**Element data from apps and pages**
>>>>>

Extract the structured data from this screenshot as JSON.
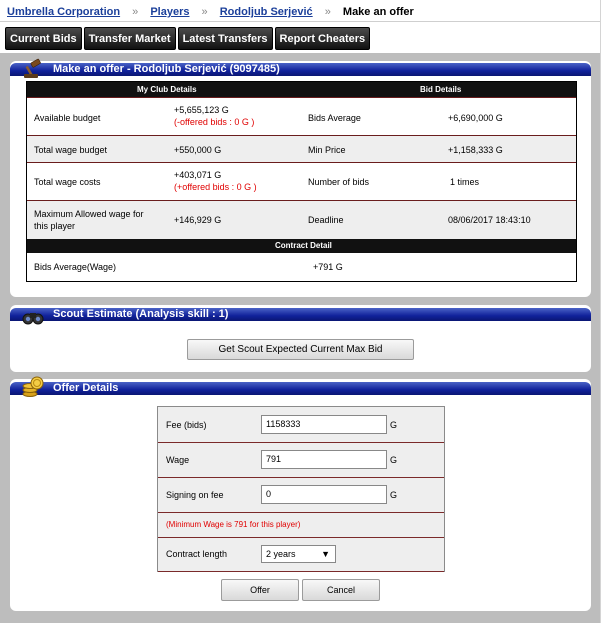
{
  "breadcrumb": {
    "crumb1": "Umbrella Corporation",
    "crumb2": "Players",
    "crumb3": "Rodoljub Serjević",
    "current": "Make an offer",
    "separator": "»"
  },
  "tabs": [
    "Current Bids",
    "Transfer Market",
    "Latest Transfers",
    "Report Cheaters"
  ],
  "make_offer": {
    "title": "Make an offer - Rodoljub Serjević (9097485)",
    "icon": "auction-gavel-icon",
    "club_header": "My Club Details",
    "bid_header": "Bid Details",
    "contract_header": "Contract Detail",
    "rows": [
      {
        "label": "Available budget",
        "value": "+5,655,123 G",
        "note": "(-offered bids : 0 G )",
        "label2": "Bids Average",
        "value2": "+6,690,000 G"
      },
      {
        "label": "Total wage budget",
        "value": "+550,000 G",
        "note": "",
        "label2": "Min Price",
        "value2": "+1,158,333 G"
      },
      {
        "label": "Total wage costs",
        "value": "+403,071 G",
        "note": "(+offered bids : 0 G )",
        "label2": "Number of bids",
        "value2": "1 times"
      },
      {
        "label": "Maximum Allowed wage for this player",
        "value": "+146,929 G",
        "note": "",
        "label2": "Deadline",
        "value2": "08/06/2017 18:43:10"
      }
    ],
    "contract_row": {
      "label": "Bids Average(Wage)",
      "value": "+791 G"
    }
  },
  "scout": {
    "title": "Scout Estimate (Analysis skill : 1)",
    "icon": "binoculars-icon",
    "button": "Get Scout Expected Current Max Bid"
  },
  "offer": {
    "title": "Offer Details",
    "icon": "coins-icon",
    "fee_label": "Fee (bids)",
    "fee_value": "1158333",
    "wage_label": "Wage",
    "wage_value": "791",
    "signing_label": "Signing on fee",
    "signing_value": "0",
    "unit": "G",
    "min_wage_note": "(Minimum Wage is 791 for this player)",
    "contract_label": "Contract length",
    "contract_value": "2 years",
    "offer_button": "Offer",
    "cancel_button": "Cancel"
  },
  "colors": {
    "header_blue": "#10219a",
    "link": "#1b3f9a",
    "warning_red": "#e00000",
    "frame_gray": "#bdbdbd"
  }
}
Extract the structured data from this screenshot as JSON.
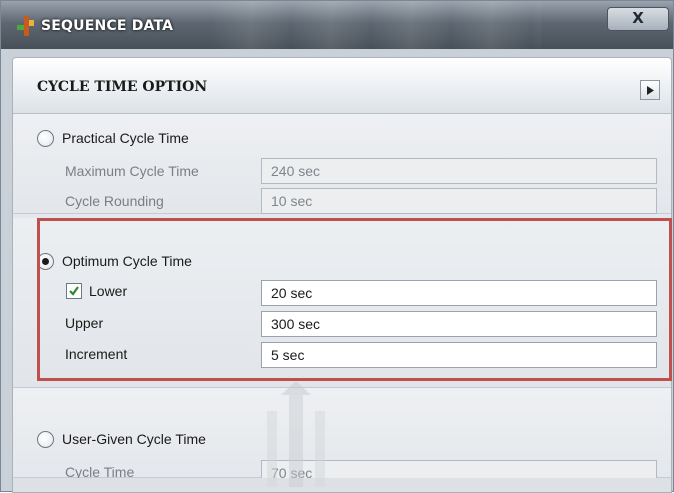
{
  "window": {
    "title": "SEQUENCE DATA",
    "close_label": "X"
  },
  "panel": {
    "title": "CYCLE TIME OPTION"
  },
  "practical": {
    "label": "Practical Cycle Time",
    "selected": false,
    "max_label": "Maximum Cycle Time",
    "max_value": "240 sec",
    "rounding_label": "Cycle Rounding",
    "rounding_value": "10 sec"
  },
  "optimum": {
    "label": "Optimum Cycle Time",
    "selected": true,
    "lower_label": "Lower",
    "lower_checked": true,
    "lower_value": "20 sec",
    "upper_label": "Upper",
    "upper_value": "300 sec",
    "increment_label": "Increment",
    "increment_value": "5 sec"
  },
  "user_given": {
    "label": "User-Given Cycle Time",
    "selected": false,
    "cycle_label": "Cycle Time",
    "cycle_value": "70 sec"
  },
  "colors": {
    "highlight": "#c0504d",
    "titlebar": "#474f58",
    "panel_bg": "#e4e7eb"
  }
}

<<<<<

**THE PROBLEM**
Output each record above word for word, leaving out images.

**ANSWER SPACE**
Extract the structured data from this screenshot as JSON.
{
  "breadcrumb": {
    "crumb1": "Umbrella Corporation",
    "crumb2": "Players",
    "crumb3": "Rodoljub Serjević",
    "current": "Make an offer",
    "separator": "»"
  },
  "tabs": [
    "Current Bids",
    "Transfer Market",
    "Latest Transfers",
    "Report Cheaters"
  ],
  "make_offer": {
    "title": "Make an offer - Rodoljub Serjević (9097485)",
    "icon": "auction-gavel-icon",
    "club_header": "My Club Details",
    "bid_header": "Bid Details",
    "contract_header": "Contract Detail",
    "rows": [
      {
        "label": "Available budget",
        "value": "+5,655,123 G",
        "note": "(-offered bids : 0 G )",
        "label2": "Bids Average",
        "value2": "+6,690,000 G"
      },
      {
        "label": "Total wage budget",
        "value": "+550,000 G",
        "note": "",
        "label2": "Min Price",
        "value2": "+1,158,333 G"
      },
      {
        "label": "Total wage costs",
        "value": "+403,071 G",
        "note": "(+offered bids : 0 G )",
        "label2": "Number of bids",
        "value2": "1 times"
      },
      {
        "label": "Maximum Allowed wage for this player",
        "value": "+146,929 G",
        "note": "",
        "label2": "Deadline",
        "value2": "08/06/2017 18:43:10"
      }
    ],
    "contract_row": {
      "label": "Bids Average(Wage)",
      "value": "+791 G"
    }
  },
  "scout": {
    "title": "Scout Estimate (Analysis skill : 1)",
    "icon": "binoculars-icon",
    "button": "Get Scout Expected Current Max Bid"
  },
  "offer": {
    "title": "Offer Details",
    "icon": "coins-icon",
    "fee_label": "Fee (bids)",
    "fee_value": "1158333",
    "wage_label": "Wage",
    "wage_value": "791",
    "signing_label": "Signing on fee",
    "signing_value": "0",
    "unit": "G",
    "min_wage_note": "(Minimum Wage is 791 for this player)",
    "contract_label": "Contract length",
    "contract_value": "2 years",
    "offer_button": "Offer",
    "cancel_button": "Cancel"
  },
  "colors": {
    "header_blue": "#10219a",
    "link": "#1b3f9a",
    "warning_red": "#e00000",
    "frame_gray": "#bdbdbd"
  }
}
Extract the structured data from this screenshot as JSON.
{
  "window": {
    "title": "SEQUENCE DATA",
    "close_label": "X"
  },
  "panel": {
    "title": "CYCLE TIME OPTION"
  },
  "practical": {
    "label": "Practical Cycle Time",
    "selected": false,
    "max_label": "Maximum Cycle Time",
    "max_value": "240 sec",
    "rounding_label": "Cycle Rounding",
    "rounding_value": "10 sec"
  },
  "optimum": {
    "label": "Optimum Cycle Time",
    "selected": true,
    "lower_label": "Lower",
    "lower_checked": true,
    "lower_value": "20 sec",
    "upper_label": "Upper",
    "upper_value": "300 sec",
    "increment_label": "Increment",
    "increment_value": "5 sec"
  },
  "user_given": {
    "label": "User-Given Cycle Time",
    "selected": false,
    "cycle_label": "Cycle Time",
    "cycle_value": "70 sec"
  },
  "colors": {
    "highlight": "#c0504d",
    "titlebar": "#474f58",
    "panel_bg": "#e4e7eb"
  }
}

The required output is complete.